BEGIN

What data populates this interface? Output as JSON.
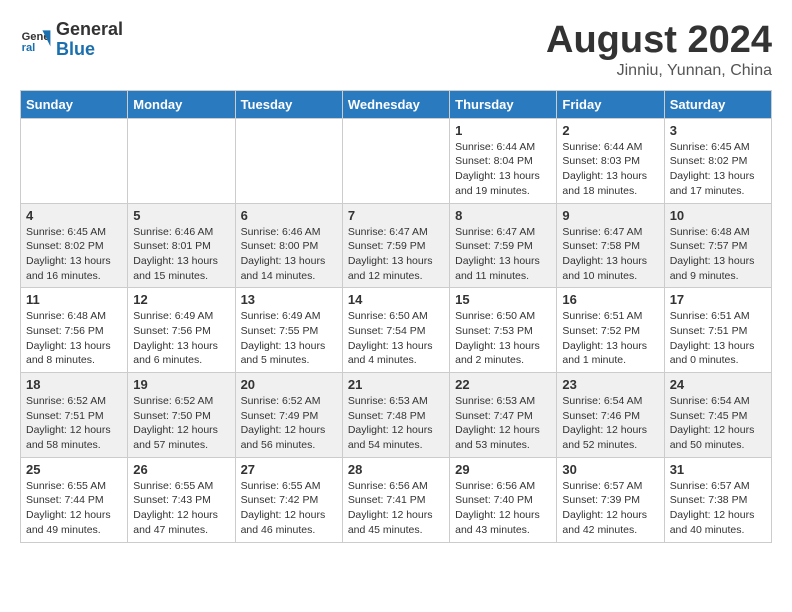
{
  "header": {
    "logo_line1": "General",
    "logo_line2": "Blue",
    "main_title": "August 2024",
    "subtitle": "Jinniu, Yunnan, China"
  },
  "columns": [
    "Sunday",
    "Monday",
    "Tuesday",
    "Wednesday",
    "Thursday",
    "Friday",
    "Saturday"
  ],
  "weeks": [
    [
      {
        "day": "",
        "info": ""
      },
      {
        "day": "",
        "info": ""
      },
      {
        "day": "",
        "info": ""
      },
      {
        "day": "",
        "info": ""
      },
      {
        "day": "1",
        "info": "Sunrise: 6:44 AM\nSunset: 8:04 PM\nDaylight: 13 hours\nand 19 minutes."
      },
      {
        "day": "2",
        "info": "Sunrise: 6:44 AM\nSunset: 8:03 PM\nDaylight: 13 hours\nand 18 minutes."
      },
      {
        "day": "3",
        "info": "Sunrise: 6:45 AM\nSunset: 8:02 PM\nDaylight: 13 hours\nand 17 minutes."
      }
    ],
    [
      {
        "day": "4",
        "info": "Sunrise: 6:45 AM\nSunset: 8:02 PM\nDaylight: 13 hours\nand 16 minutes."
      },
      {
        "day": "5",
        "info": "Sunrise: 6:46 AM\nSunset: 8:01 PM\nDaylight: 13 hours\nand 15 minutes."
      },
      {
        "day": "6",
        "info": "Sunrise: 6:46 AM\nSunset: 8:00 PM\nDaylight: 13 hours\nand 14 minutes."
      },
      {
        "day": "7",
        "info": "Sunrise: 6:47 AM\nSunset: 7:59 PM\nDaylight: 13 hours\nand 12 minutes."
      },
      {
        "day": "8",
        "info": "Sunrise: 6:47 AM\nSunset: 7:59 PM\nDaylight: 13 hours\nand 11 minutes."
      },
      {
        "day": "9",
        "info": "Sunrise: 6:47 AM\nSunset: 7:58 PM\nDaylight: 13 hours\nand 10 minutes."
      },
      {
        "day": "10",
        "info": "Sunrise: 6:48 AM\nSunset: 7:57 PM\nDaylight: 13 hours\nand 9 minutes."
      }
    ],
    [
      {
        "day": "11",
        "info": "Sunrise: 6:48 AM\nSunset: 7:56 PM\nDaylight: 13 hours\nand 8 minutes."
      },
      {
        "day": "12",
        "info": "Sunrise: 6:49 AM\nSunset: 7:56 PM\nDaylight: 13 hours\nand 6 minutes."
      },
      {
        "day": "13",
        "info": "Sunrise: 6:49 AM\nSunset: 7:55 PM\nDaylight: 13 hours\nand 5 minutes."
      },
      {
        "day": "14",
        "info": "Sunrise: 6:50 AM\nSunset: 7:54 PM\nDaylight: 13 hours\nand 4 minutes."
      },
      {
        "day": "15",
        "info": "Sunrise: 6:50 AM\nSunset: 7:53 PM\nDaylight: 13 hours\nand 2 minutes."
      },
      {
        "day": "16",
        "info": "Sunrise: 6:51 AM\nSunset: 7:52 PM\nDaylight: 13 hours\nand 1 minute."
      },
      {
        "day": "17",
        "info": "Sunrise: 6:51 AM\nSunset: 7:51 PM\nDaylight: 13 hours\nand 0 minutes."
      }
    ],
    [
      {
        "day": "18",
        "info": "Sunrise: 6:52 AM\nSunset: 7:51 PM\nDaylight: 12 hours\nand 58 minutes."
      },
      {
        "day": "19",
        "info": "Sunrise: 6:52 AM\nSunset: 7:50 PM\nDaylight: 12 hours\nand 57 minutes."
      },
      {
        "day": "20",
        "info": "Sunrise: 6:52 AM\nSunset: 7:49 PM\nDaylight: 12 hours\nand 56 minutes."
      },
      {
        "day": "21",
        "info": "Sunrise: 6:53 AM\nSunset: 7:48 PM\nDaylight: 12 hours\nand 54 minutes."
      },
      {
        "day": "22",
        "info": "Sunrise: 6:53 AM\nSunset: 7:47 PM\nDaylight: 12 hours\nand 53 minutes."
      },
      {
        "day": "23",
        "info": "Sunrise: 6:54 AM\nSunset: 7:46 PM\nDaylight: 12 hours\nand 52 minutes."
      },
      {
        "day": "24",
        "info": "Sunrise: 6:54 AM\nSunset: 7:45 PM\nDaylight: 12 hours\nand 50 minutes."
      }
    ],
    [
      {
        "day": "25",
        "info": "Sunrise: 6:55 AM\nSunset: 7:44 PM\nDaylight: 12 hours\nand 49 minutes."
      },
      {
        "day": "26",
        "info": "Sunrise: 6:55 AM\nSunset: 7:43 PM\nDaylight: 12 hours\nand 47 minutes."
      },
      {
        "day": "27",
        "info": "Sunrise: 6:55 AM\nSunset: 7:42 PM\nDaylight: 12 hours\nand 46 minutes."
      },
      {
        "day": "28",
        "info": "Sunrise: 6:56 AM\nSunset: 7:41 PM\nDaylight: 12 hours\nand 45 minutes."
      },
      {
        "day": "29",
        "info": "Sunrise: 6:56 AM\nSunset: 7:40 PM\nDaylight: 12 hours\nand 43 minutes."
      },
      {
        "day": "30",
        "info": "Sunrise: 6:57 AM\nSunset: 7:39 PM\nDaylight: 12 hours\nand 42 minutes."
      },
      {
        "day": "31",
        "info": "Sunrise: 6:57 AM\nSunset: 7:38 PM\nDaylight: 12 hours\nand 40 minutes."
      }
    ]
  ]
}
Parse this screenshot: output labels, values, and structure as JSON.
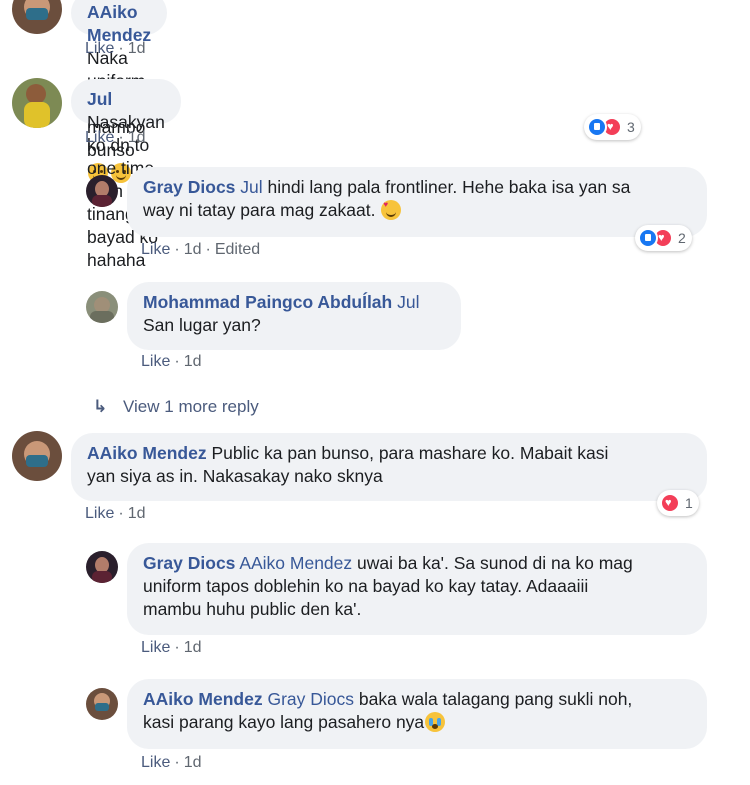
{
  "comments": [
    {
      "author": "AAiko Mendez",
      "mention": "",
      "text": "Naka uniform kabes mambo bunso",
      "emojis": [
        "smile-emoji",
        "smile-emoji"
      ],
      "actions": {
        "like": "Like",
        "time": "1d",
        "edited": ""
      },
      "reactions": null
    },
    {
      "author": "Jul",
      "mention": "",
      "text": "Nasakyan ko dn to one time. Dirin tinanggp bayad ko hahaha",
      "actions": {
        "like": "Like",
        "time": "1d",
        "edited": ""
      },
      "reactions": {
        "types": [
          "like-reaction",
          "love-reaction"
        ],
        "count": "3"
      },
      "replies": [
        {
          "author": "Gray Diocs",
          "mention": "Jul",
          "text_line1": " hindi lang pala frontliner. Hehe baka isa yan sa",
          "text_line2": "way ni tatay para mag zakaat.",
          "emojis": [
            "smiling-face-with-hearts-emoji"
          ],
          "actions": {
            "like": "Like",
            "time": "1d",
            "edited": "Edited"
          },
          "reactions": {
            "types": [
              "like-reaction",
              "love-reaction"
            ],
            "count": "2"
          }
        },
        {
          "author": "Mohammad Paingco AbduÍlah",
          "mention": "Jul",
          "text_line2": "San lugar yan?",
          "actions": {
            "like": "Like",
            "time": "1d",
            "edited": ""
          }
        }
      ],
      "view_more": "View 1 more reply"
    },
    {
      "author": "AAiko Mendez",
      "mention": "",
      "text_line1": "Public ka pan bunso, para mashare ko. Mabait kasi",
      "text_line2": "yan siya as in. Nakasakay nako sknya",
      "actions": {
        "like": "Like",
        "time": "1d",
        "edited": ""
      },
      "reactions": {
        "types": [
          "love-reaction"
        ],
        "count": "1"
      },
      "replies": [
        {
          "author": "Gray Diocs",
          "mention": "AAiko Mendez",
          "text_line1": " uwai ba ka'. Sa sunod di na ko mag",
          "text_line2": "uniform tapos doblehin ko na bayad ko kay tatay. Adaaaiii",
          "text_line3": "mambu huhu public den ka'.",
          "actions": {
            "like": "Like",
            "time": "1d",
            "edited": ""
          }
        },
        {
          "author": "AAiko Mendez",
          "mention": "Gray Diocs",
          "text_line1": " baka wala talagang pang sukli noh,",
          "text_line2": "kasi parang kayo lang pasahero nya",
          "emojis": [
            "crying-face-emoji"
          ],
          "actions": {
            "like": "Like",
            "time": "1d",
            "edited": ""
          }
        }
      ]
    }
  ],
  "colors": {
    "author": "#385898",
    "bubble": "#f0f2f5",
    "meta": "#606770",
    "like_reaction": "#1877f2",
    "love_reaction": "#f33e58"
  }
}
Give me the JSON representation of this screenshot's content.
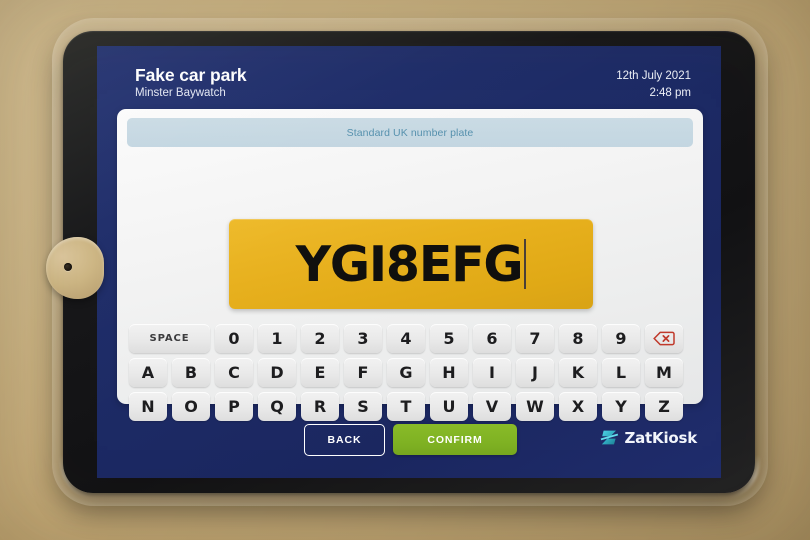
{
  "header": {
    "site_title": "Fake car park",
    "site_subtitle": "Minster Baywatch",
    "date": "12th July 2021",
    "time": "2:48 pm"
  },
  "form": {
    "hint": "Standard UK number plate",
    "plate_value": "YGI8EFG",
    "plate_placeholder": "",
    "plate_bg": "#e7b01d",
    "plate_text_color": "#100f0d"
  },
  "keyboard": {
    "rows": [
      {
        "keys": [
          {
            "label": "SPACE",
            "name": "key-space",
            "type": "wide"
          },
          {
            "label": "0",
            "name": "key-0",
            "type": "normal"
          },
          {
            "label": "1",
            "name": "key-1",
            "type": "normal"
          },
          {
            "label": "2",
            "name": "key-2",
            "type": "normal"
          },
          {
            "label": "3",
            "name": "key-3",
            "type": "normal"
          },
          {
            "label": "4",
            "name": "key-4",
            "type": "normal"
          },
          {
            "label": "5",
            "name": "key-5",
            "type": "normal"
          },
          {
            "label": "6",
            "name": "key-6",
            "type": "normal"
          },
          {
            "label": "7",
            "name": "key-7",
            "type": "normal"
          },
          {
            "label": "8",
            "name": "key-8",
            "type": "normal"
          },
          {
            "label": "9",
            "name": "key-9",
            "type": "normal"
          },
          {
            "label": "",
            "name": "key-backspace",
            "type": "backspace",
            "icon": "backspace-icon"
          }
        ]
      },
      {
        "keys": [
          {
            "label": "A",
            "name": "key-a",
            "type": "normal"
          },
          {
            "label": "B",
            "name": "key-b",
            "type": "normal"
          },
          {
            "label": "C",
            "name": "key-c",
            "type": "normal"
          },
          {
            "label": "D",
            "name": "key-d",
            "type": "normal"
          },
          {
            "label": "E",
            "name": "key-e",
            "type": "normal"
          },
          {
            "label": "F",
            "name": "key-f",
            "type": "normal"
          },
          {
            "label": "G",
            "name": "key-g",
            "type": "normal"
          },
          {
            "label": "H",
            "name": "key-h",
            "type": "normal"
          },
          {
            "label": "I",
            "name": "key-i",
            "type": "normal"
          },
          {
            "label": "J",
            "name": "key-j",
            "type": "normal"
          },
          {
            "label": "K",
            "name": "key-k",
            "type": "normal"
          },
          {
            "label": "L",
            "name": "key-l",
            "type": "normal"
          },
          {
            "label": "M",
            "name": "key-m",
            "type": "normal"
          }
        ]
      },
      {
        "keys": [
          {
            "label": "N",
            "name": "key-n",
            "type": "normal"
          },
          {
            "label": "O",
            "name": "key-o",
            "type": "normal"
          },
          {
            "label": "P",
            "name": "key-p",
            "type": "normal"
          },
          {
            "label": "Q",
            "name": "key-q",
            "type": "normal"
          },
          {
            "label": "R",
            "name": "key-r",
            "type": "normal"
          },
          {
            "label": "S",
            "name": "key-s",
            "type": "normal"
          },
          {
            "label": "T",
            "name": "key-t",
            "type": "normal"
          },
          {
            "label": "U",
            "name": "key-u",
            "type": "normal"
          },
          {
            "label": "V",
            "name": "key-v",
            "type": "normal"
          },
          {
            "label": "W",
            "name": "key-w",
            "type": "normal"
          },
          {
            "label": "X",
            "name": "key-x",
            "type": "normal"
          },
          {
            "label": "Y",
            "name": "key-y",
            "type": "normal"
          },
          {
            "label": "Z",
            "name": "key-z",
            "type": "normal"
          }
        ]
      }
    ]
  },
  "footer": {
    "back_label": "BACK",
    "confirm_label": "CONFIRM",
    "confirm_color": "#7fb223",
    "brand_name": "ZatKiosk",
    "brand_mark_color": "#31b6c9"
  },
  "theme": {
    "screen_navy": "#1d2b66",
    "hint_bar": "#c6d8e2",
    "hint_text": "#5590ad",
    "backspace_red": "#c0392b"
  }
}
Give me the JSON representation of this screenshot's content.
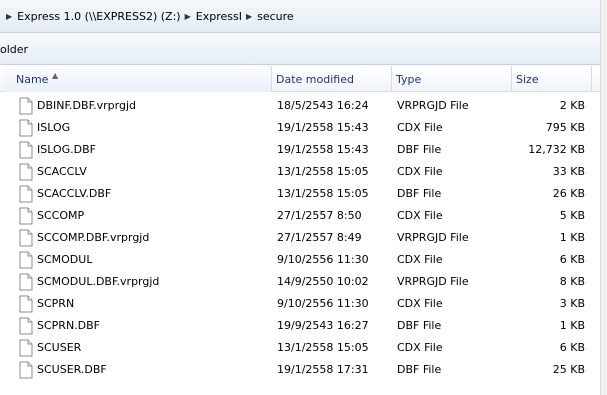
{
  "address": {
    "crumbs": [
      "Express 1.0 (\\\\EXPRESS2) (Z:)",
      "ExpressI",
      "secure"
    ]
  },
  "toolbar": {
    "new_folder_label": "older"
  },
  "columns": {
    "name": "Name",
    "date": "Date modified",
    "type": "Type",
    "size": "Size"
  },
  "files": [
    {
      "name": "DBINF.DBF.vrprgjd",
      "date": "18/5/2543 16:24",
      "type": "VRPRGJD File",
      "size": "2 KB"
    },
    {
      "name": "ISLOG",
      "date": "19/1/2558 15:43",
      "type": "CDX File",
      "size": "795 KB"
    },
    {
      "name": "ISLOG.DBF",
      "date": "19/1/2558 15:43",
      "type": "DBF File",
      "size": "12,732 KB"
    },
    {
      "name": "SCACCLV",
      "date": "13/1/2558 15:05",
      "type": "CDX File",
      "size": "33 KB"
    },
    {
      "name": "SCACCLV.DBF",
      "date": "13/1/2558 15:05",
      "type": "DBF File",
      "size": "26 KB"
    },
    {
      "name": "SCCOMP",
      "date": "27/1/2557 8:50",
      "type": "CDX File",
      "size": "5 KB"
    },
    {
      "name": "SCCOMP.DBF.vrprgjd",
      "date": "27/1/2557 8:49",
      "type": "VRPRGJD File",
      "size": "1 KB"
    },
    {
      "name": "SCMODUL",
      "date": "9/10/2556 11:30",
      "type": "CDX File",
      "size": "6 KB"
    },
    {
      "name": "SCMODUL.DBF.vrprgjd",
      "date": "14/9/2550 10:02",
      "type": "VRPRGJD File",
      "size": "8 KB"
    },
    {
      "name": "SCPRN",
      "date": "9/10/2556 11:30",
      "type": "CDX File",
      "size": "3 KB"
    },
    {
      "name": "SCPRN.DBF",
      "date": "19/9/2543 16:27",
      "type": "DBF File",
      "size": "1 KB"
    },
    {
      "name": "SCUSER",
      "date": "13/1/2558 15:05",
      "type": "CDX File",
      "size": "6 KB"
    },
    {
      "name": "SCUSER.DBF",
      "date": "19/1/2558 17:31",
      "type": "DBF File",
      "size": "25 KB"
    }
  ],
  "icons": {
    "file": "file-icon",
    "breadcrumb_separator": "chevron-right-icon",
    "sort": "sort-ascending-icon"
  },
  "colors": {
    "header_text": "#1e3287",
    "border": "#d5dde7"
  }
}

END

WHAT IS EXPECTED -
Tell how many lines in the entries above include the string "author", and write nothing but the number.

SOLVED PROBLEM -
8